Element data from apps and pages
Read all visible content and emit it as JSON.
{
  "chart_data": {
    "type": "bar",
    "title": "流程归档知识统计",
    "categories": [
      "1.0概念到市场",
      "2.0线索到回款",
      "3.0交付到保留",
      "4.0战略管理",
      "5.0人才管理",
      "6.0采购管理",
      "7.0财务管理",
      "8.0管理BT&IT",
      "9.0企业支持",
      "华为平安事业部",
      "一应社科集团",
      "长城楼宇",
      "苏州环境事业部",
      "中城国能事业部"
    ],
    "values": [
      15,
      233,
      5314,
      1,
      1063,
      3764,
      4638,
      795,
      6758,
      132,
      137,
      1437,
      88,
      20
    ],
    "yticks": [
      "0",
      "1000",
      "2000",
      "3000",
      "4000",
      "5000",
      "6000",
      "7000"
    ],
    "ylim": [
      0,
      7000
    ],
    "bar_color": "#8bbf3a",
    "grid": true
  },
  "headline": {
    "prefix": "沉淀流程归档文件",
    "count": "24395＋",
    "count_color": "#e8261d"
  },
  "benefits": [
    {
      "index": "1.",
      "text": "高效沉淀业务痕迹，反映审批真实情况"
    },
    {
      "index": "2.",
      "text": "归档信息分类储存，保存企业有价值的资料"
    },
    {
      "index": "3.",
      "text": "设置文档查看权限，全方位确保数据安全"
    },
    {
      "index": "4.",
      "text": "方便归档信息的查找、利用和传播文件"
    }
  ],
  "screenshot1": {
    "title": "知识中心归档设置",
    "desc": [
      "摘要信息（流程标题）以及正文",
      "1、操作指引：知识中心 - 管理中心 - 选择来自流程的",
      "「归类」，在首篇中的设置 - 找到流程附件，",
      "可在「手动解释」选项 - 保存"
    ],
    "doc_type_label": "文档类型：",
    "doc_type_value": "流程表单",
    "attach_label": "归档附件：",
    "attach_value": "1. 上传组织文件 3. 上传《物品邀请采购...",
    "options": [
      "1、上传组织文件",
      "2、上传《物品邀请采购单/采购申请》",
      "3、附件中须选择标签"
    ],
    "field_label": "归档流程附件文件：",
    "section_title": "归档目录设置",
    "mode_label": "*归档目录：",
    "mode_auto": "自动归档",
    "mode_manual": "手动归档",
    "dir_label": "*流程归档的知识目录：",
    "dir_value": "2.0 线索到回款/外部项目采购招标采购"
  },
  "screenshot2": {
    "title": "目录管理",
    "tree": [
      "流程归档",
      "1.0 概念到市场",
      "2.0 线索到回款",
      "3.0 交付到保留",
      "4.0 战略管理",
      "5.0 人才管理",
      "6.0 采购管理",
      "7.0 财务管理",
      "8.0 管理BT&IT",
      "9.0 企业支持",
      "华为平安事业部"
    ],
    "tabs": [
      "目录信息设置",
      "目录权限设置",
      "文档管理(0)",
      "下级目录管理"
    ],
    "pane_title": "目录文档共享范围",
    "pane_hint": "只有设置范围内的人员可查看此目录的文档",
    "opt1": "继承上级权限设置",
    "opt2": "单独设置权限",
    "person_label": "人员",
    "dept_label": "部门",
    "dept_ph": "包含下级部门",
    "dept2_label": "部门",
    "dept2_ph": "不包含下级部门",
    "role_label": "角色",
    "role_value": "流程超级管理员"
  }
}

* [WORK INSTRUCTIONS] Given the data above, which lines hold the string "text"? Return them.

* [ANSWER TO THE EXERCISE]
      "text": "高效沉淀业务痕迹，反映审批真实情况"
      "text": "归档信息分类储存，保存企业有价值的资料"
      "text": "设置文档查看权限，全方位确保数据安全"
      "text": "方便归档信息的查找、利用和传播文件"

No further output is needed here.